About 7,000 terra cotta statues of warriors were buried with a Chinese leader… (Bigstock photo/ )
The 7,000 soldiers buried with Qin Shi Huang in 210 B.C. were made of clay. But the bronze weapons the terra cotta army carried into the enormous tomb complex near Xi’an in western China were the real things: tens of thousands of swords, axes, spears, lances and crossbows, all as capable of spilling blood as anything Qin’s real army wielded when they triumphed, ending centuries of war and uniting China under a single rule for the first time.
What has been a puzzle for scientists is how so many weapons could have been made so skillfully, so uniformly and so quickly. (Qin reigned for only 11 years; construction of his mausoleum complex is thought to have started long before his death.) They now have a likely answer. A new study of 40,000 bronze arrowheads suggests they were produced in self-sufficient, autonomous workshops that produced finished items rather than parts that fed into an assembly line of sorts.
Which suggests that something akin to the just-in-time production methods used in industry today may have had a trial run more than two millenniums ago.
“Our initial assumption was that all of these items were mass-produced in large production chains, with the various parts produced in specialized units before they were assembled together. That’s how most cars are made — Fordism, or flow-line production,” said University College London archaeologist Marcos Martinon-Torres. He is lead author of the new study, published last month in the Journal of Archaeological Method and Theory. “However, our data strongly suggest that production was arranged in much smaller units, several working in parallel, each of them sufficiently autonomous and versatile to produce finished items,” or what is sometimes called cellular production, lean production or Toyotism.
While archaeologists who have studied the terra cotta army have long thought that a form of mass production must have been in operation, this is the first time that this assumption has been backed up with such precise data.
The scientists came to their conclusion through metallurgical analysis of the weapons and a statistical analysis of where they were found.
First, they studied some of the 37,348 arrowheads found in 680 locations, using a portable X-ray fluorescence spectrometer, a hand-held tool that determines an object’s precise chemical content.
Although the polished arrowheads seem identical to the human eye, X-ray fluorescence revealed that discrete batches of the copper-tin alloys bore unique chemical signatures. Each batch bore its own mix of copper, tin and lead.
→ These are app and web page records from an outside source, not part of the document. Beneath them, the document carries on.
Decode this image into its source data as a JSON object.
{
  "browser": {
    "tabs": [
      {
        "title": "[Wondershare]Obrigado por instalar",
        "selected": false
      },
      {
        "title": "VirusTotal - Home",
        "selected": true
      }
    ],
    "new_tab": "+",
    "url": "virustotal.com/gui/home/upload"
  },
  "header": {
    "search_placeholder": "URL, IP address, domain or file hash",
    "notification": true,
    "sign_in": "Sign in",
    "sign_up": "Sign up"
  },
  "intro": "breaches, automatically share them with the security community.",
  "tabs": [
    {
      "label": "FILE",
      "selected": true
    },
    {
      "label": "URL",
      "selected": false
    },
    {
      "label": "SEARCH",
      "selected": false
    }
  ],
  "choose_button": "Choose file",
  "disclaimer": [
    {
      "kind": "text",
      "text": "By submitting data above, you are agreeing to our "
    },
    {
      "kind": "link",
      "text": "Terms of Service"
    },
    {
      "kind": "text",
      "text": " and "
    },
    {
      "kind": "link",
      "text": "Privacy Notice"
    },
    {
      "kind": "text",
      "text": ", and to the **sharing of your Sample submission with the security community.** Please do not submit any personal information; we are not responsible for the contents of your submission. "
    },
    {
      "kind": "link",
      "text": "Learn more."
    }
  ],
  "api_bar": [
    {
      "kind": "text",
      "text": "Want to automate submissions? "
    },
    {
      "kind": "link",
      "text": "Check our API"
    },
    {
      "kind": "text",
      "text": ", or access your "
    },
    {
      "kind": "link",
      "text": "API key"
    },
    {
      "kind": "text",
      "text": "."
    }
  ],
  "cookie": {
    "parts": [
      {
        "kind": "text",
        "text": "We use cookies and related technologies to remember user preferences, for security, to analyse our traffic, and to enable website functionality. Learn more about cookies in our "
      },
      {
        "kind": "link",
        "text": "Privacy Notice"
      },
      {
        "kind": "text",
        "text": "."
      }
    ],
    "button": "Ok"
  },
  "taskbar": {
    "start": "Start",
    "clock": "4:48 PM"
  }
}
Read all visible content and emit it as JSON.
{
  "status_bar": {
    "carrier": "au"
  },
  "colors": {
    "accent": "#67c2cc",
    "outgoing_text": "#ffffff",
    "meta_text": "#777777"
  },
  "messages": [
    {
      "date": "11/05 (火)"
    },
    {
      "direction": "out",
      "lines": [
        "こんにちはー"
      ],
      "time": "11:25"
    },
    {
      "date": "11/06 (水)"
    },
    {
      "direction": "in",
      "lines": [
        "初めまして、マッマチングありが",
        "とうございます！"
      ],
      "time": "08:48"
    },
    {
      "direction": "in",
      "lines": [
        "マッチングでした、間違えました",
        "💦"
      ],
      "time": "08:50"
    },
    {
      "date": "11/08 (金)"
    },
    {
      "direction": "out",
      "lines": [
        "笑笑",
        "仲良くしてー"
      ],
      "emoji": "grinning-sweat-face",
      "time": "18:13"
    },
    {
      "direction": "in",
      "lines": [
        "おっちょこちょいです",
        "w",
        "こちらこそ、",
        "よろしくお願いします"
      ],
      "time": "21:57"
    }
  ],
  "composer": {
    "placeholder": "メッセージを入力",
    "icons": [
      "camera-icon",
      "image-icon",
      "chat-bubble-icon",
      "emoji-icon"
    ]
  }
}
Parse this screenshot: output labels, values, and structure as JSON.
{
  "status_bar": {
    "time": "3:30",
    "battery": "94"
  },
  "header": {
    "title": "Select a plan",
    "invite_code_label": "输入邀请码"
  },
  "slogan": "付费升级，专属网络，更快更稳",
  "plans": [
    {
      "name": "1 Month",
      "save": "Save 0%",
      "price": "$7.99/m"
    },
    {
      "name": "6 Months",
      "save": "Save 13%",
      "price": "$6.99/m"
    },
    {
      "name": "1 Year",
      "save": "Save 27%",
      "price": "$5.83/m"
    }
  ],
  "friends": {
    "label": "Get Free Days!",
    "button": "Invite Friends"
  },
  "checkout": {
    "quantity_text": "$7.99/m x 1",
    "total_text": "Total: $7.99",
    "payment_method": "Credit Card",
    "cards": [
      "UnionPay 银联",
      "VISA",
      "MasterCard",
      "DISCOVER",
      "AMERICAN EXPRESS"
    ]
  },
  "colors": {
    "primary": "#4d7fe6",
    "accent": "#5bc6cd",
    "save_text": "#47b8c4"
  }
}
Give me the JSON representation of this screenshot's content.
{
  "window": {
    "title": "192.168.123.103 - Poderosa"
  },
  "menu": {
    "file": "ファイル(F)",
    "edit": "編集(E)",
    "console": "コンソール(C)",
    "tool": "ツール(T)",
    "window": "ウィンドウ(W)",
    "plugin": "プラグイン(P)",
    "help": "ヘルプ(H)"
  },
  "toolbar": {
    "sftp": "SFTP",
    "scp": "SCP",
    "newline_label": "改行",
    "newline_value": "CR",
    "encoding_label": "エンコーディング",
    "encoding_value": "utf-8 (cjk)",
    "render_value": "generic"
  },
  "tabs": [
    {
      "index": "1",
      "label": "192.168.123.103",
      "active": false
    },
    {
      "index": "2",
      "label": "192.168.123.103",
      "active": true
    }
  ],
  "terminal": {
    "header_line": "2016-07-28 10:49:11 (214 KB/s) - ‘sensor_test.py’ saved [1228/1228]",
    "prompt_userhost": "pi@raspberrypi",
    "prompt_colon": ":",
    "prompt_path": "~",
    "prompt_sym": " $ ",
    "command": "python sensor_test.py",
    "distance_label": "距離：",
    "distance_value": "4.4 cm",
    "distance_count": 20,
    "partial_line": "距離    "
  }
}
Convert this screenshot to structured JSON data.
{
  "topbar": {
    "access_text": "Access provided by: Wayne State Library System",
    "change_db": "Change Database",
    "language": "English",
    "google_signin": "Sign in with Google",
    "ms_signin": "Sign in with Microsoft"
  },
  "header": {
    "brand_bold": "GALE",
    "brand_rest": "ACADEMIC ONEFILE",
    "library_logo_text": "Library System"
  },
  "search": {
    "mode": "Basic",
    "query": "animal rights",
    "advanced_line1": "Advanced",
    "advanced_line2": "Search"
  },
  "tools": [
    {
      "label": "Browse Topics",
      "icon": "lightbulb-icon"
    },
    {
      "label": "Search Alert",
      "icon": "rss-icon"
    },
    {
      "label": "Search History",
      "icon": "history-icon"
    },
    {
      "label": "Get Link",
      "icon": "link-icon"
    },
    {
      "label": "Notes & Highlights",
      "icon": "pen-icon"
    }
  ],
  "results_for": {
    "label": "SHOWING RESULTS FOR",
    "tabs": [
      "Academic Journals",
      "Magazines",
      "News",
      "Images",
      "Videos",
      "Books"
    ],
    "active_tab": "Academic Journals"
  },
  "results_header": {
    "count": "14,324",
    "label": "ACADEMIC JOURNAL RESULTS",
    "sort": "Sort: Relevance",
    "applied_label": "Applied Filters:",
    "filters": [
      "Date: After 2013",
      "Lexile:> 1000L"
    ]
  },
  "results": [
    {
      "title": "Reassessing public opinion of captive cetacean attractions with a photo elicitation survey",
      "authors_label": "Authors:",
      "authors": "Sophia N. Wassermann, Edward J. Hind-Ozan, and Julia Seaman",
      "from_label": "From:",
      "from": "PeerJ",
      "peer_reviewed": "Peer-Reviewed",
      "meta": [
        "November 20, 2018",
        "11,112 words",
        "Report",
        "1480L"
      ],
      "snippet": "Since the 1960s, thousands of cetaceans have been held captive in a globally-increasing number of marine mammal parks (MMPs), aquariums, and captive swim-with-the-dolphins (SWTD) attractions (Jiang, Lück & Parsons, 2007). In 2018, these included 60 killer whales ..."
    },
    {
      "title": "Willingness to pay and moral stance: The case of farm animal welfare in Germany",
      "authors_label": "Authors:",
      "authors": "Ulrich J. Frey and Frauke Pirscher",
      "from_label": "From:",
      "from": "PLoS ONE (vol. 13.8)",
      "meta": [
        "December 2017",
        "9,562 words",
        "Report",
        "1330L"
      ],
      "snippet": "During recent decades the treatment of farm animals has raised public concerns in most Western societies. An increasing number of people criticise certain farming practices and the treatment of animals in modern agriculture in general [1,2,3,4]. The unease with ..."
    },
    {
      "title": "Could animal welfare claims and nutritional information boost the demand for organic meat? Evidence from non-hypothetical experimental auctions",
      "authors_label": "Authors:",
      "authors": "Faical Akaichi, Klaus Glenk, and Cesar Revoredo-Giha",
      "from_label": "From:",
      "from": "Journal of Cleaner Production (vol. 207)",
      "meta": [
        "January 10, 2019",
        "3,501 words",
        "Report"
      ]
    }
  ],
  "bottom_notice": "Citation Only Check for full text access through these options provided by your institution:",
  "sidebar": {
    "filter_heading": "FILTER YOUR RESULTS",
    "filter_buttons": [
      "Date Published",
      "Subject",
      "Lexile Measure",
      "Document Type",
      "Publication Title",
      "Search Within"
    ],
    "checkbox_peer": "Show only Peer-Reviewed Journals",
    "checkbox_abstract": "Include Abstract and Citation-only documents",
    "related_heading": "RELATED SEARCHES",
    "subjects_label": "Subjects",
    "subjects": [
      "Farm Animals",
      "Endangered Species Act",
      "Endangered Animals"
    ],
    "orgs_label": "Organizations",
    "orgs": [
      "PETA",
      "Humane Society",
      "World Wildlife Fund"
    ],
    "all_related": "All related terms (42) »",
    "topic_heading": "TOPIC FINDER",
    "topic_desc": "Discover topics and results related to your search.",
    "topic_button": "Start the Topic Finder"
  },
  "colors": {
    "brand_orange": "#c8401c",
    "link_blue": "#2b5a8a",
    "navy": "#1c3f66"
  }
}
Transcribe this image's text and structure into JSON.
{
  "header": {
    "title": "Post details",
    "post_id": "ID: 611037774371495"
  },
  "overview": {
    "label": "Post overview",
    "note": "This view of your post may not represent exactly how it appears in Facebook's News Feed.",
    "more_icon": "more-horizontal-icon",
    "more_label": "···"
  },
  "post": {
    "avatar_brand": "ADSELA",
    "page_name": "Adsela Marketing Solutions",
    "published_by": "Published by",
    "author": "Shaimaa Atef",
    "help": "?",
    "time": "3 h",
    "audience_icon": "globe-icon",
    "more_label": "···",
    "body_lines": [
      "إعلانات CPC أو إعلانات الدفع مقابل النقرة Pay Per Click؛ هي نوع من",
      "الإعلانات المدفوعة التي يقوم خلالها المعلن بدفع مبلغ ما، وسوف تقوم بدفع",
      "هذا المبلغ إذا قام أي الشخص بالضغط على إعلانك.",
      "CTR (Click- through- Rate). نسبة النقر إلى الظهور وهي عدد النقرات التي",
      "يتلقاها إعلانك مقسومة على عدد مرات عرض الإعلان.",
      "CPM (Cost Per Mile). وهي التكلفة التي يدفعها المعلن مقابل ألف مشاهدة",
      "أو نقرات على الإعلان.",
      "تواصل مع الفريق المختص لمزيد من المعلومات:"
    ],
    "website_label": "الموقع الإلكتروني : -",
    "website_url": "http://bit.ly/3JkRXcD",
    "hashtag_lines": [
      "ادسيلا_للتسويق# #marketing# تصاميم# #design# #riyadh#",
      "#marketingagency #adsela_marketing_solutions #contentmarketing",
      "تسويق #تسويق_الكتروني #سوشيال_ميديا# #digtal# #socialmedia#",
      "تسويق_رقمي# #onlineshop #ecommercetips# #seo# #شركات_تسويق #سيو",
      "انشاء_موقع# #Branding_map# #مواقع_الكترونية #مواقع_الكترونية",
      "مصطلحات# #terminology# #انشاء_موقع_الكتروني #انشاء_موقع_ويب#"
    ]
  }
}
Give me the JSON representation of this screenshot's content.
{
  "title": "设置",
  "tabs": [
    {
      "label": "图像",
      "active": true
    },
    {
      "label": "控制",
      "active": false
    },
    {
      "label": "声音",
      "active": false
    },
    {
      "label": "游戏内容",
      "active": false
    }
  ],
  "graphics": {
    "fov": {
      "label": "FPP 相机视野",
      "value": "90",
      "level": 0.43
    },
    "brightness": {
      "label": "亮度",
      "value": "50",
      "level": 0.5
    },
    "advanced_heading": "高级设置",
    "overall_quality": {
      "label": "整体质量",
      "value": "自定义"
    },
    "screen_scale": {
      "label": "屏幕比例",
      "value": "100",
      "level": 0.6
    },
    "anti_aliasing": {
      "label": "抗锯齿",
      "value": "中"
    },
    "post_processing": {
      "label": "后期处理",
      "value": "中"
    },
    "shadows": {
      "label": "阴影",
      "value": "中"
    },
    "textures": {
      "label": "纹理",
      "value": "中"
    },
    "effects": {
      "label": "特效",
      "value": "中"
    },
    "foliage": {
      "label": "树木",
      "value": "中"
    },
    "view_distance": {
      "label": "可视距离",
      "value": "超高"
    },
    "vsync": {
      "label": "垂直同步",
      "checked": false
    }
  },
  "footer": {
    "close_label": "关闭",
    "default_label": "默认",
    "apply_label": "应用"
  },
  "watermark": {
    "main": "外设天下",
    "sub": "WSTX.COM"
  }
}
Different batches were found throughout the site, suggesting that multiple workshops were operating at the same time.
Then the researchers positioned each artifact and warrior on a digital map based on the detailed records created in the 1970s and 1980s by the Chinese archaeologists who first excavated the site.
An illuminating picture emerged. Each quiver seems to have been produced and assembled by a single workshop. The arrowheads were probably made in batches, tied with linen to bamboo shafts, finished with feathers, bundled into 100-arrow quivers of leather and hemp and placed with terra cotta archers armed with crossbows. (The bows’ organic material hasn’t survived the centuries, but 220 bronze crossbow triggers were found.)
A surprising find
The archaeologists had expected that the quivers’ components would have been produced at a variety of locations and then assembled later. But if that were the case, the arrowheads found together shouldn’t bear the same chemical signature. They should be all mixed up, but they are not.
Finding evidence that the weapons weren’t made in an assembly-line fashion “was a bit of a surprise for us,” Martinon-Torres said. “It was only when we saw this in the terra cotta army that we started to look for modern parallels and found Toyotism.”
“What they did is very sophisticated and convincing,” says Toyotism expert Jeffrey Liker, referring to the researchers. Liker is a professor of industrial and operational engineering at the College of Engineering at the University of Michigan and has written five books on Toyotism.
However, Liker said, the distinction between Fordism and Toyotism in Qin’s weapons workshops was less notable than the fact that characteristics we associate with modern mass production — standardization, quality control, flow — were present at all.
Archaeologists believe that the tomb-outfitting teams were composed of artisanal groups, each of which worked under a master craftsman, with a foreman overseeing quality control. They have identified the seals or signatures of at least 87 foremen on warriors’ backs, indicating a form of personal accountability for the quality of each statue.
No room for error